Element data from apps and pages
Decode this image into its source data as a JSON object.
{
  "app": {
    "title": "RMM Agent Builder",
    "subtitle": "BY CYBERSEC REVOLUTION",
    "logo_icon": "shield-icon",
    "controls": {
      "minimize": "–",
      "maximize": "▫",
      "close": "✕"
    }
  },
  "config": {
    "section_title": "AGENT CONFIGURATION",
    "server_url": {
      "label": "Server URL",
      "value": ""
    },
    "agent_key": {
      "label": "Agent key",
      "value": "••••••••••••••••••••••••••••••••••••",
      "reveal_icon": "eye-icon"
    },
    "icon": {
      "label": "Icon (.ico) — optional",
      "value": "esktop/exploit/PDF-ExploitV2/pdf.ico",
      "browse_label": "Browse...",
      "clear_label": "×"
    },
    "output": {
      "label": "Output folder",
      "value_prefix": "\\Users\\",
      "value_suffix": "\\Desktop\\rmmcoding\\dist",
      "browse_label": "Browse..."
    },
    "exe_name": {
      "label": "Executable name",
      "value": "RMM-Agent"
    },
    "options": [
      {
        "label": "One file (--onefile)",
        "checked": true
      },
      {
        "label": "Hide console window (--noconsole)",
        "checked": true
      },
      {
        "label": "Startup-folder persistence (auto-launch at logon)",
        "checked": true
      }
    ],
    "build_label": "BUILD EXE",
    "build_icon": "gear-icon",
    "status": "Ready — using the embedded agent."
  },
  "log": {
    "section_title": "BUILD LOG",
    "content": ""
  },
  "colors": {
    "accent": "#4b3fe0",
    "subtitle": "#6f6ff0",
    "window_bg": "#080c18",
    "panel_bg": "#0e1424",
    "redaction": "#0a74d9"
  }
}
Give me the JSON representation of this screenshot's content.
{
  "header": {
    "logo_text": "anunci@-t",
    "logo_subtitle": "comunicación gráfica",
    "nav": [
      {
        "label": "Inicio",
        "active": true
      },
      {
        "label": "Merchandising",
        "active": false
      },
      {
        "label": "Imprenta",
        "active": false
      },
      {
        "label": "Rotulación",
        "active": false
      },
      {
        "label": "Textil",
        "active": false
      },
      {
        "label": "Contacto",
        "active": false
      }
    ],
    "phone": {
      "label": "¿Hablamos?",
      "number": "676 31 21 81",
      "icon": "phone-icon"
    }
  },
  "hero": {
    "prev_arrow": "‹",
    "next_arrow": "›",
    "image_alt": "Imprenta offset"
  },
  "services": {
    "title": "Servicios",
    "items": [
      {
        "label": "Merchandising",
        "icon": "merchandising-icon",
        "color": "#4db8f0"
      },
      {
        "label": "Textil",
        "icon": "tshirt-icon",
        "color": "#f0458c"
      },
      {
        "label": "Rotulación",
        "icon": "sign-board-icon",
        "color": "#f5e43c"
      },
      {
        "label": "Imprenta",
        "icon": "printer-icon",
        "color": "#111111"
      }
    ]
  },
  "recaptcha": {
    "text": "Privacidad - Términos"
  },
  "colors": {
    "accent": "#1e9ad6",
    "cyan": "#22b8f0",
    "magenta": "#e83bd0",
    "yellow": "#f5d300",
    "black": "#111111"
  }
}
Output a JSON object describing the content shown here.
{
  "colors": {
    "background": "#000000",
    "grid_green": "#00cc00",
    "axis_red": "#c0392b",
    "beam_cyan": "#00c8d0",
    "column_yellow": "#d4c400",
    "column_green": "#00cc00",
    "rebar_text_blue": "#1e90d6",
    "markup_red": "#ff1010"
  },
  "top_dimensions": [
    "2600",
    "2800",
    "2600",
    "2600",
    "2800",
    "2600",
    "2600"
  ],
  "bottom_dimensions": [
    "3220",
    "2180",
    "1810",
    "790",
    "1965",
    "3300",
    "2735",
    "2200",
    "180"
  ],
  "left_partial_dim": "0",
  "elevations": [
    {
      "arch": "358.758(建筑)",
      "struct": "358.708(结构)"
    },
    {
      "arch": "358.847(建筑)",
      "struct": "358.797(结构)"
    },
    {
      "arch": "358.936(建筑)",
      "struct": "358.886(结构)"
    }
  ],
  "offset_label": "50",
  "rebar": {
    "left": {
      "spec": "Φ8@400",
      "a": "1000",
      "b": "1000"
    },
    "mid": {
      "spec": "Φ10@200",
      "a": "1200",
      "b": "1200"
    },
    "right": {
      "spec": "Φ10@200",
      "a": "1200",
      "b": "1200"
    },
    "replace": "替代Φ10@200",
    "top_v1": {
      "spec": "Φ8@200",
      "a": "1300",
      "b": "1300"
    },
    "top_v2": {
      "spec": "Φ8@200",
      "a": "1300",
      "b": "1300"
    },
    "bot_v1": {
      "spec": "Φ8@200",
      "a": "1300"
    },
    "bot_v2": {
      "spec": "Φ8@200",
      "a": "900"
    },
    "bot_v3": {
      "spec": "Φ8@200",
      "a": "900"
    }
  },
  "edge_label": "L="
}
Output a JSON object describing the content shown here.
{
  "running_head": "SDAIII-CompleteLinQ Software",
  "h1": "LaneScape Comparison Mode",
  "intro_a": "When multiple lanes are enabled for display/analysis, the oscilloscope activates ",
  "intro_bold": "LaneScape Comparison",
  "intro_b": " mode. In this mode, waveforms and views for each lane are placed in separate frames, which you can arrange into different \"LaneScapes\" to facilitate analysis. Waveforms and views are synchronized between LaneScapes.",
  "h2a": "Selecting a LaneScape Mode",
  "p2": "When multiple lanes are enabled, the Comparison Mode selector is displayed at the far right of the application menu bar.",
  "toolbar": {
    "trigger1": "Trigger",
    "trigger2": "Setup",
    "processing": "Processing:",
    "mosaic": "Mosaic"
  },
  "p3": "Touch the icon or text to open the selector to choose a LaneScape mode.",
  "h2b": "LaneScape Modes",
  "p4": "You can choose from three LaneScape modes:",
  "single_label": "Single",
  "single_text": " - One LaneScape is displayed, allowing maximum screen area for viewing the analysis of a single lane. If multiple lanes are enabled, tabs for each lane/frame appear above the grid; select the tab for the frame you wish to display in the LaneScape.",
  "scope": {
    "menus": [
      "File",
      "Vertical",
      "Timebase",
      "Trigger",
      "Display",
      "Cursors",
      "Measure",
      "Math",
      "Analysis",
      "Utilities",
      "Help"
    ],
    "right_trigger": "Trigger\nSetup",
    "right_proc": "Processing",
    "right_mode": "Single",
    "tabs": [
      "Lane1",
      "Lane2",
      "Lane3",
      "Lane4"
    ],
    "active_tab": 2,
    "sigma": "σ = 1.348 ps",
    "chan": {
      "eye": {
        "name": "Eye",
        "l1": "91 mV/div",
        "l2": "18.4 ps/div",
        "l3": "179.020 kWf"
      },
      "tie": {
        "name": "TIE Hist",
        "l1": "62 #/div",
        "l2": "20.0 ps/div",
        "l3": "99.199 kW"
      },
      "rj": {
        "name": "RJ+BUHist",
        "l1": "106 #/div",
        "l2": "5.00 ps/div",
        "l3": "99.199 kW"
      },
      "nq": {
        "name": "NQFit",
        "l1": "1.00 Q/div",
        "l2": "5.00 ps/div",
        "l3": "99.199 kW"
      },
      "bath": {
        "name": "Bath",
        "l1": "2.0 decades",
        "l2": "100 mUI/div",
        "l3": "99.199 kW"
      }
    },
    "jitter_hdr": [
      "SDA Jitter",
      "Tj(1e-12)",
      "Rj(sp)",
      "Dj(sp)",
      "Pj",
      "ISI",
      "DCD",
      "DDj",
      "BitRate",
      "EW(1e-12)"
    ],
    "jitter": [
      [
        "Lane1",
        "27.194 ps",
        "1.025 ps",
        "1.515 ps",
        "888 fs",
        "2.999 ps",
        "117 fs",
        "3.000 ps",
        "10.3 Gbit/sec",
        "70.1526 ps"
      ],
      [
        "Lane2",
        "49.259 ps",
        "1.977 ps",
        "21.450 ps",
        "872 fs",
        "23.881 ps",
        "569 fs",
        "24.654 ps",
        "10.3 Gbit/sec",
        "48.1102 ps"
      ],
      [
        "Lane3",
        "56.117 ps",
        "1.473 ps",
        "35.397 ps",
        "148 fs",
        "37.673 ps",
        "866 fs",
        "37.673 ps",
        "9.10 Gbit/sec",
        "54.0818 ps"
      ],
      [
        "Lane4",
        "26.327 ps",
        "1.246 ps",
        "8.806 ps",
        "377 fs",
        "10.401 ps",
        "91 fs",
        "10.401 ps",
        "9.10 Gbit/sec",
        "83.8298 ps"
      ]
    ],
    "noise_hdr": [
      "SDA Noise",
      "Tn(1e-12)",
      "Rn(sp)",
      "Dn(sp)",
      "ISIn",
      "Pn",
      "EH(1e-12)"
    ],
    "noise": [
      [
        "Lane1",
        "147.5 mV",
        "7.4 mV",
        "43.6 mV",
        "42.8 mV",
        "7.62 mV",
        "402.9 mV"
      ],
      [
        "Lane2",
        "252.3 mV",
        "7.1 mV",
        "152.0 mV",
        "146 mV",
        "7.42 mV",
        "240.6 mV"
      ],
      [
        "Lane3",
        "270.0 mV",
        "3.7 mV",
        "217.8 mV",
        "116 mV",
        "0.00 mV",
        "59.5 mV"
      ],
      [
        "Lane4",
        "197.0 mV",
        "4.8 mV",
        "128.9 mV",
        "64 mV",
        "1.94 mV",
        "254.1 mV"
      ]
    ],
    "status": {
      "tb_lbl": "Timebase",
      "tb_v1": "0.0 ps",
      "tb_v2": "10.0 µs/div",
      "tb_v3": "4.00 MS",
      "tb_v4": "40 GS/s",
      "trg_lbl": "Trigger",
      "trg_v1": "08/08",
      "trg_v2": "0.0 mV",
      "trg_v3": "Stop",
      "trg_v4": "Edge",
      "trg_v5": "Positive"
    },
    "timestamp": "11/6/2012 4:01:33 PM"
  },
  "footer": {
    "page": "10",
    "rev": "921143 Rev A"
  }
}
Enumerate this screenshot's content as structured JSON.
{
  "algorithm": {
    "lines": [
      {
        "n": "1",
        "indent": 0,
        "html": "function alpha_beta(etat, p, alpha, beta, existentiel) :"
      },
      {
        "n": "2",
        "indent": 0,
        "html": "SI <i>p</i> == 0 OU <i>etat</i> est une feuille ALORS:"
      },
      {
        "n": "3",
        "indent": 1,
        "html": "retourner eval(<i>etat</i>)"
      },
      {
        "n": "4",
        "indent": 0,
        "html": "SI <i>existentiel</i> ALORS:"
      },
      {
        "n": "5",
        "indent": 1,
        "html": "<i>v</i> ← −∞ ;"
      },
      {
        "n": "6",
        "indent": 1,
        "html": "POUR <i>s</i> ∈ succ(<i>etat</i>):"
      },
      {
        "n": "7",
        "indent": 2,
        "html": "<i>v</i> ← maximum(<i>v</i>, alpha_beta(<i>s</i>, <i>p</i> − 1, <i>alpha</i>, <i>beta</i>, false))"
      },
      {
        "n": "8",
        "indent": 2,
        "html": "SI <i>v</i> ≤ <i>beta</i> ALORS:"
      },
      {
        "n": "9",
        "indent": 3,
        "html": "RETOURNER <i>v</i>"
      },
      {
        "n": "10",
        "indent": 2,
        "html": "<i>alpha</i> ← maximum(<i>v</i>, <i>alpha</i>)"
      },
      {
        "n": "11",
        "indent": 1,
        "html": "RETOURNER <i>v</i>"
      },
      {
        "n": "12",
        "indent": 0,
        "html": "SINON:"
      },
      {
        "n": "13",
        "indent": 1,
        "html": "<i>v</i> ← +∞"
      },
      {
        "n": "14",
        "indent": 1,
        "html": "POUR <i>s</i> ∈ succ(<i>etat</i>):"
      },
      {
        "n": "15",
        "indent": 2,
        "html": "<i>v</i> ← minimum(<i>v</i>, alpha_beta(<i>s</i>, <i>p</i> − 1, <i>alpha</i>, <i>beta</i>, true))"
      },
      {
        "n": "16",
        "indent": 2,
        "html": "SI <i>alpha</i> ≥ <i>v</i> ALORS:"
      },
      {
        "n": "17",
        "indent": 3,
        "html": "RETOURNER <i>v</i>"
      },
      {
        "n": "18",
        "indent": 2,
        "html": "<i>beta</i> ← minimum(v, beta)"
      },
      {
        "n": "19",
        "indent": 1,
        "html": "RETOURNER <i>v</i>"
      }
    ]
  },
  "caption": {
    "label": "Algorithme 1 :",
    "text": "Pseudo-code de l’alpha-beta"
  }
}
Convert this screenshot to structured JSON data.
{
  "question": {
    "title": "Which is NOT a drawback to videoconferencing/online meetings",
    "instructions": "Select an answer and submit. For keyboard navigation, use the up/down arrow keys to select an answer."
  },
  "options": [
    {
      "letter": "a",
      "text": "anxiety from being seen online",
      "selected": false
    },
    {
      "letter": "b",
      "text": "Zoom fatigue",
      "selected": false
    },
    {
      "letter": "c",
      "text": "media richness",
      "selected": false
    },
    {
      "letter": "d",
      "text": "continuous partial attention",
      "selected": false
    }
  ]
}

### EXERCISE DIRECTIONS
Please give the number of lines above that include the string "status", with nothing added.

### OUTPUT
2